The past two years has gone by in a blur, but I have spent most of my waking hours in one public library or another. Have I learned a thing or two? I’ve learned that a library is an organization that has an administrative hierarchy and that hierarchy pretty much calls the shots. As a librarian, I am committed to the free exchange of ideas and information, which are the basis of most mission statements.
But many library decisions are made at the city council level, and the majority of library missions have morphed into some blend of social-services and community oasis. While the budgets of one library allow for truly cool paid programming, another relies on a central programming model that routes preplanned programs in boxes through the system of a couple dozen branches. Some programs rely upon volunteers and others are hosted by library partners, which are mostly other service agencies.
Programming has become an important part of library services and patrons rely on these calendared items to remain fairly unchangeable. Outreach is another new buzzword in library services that I have not embraced entirely. According to the latest Pew Research Center’s report, ” A New Way of Looking at Public Library Engagement in America,” only 14% of the population is completely nonengaged from the library. The library as an educational institution is there to support all aspects of formal education, from preschool to graduate school. Our main value is in providing resources for those who are seeking opportunities, career or personal. Those who cannot make it to the building are able to access us online.
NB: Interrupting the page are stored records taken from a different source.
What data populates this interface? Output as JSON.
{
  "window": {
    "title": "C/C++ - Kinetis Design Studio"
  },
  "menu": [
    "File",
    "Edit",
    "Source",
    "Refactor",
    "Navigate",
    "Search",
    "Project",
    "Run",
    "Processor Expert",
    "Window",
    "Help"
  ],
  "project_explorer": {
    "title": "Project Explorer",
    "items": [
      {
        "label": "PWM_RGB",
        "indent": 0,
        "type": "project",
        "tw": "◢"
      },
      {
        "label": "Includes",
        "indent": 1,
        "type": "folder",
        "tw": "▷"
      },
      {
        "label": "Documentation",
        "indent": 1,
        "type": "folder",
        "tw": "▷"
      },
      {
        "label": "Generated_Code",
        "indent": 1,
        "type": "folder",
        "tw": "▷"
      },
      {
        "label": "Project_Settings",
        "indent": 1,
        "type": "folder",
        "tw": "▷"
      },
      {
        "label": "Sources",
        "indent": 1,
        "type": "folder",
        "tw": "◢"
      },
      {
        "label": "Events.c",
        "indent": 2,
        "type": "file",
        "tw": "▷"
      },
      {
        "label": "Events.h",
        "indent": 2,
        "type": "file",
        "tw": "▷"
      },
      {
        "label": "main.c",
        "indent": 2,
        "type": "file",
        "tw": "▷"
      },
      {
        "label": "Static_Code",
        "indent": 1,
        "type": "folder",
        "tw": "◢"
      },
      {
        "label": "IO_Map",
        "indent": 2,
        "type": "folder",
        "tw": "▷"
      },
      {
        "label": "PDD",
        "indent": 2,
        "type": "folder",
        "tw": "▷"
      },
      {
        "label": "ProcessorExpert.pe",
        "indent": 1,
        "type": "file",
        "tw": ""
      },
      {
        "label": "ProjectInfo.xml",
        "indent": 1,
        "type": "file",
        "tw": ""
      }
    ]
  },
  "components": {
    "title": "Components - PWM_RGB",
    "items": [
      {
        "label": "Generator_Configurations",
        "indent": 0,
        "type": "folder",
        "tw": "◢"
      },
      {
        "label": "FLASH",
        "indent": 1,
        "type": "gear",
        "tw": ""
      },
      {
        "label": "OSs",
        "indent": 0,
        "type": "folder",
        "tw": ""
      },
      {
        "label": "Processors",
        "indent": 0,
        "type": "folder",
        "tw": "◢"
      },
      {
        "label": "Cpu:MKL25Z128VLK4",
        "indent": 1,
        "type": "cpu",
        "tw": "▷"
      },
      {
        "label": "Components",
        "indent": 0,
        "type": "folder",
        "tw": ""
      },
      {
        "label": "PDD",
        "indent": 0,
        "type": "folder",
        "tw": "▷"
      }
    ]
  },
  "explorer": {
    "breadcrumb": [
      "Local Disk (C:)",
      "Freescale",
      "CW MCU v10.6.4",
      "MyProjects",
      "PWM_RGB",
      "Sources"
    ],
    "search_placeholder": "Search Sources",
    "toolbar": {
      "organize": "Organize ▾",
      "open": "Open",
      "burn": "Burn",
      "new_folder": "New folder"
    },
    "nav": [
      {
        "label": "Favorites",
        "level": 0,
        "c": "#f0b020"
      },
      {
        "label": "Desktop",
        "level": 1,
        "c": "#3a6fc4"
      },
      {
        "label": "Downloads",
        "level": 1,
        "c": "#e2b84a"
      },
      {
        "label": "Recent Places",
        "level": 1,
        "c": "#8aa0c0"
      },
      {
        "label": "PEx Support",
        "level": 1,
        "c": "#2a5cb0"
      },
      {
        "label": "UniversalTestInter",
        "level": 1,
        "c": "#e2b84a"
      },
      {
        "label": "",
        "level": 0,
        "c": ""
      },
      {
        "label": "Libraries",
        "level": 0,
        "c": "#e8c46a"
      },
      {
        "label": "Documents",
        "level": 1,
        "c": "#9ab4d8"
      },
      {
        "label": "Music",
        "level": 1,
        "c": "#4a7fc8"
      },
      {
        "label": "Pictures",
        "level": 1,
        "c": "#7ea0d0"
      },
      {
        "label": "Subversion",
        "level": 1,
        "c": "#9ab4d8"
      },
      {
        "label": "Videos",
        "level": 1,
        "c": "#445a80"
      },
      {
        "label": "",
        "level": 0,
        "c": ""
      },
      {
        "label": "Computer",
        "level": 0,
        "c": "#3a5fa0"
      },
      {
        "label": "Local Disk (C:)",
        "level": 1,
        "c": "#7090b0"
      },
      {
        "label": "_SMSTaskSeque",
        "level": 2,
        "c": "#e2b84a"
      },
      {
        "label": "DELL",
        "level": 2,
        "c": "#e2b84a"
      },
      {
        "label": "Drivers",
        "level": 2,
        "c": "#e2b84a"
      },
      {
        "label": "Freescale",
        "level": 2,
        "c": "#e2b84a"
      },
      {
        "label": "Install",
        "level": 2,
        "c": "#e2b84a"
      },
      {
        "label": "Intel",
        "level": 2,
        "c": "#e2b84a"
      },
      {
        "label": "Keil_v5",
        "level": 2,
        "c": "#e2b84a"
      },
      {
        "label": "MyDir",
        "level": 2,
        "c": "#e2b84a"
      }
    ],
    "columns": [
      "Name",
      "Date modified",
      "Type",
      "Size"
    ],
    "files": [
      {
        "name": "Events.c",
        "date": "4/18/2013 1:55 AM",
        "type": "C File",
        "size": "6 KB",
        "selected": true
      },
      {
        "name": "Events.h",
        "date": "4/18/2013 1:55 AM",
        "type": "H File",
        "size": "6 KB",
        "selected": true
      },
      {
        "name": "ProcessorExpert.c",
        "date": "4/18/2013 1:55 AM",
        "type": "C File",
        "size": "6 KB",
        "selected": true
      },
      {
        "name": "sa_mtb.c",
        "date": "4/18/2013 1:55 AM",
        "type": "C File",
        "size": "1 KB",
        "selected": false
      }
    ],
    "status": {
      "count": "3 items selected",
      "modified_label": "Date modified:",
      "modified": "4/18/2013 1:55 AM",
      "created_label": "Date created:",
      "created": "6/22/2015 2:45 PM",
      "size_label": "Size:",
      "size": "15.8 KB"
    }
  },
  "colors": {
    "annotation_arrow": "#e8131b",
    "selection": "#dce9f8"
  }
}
The collection itself requires constant monitoring, weeding, and replacing. These duties are rarely seen as having the importance of programming and outreach, but I believe that books are the reason most people use the library and I am convinced that Steve Coffman’s blog “Betting on the Book” has some major and valid points.
The kind of part-time librarian positions that I have been working since I graduated in 2012 have left my talents underutilized. I have been mostly on the outskirts of decision-making and policy discussions, and have often been assigned to a desk. But the benefits have been an increased affinity for the library user and an understanding of the importance of customer service in public librarianship. Our customers want us to help them navigate the world of information, technology, and upward social movement. They want us to provide intellectual stimulation as well as entertainment. They want to understand how to find and obtain materials, how to reserve computers and study rooms and how to use the library. We are their friendly guides and helpers.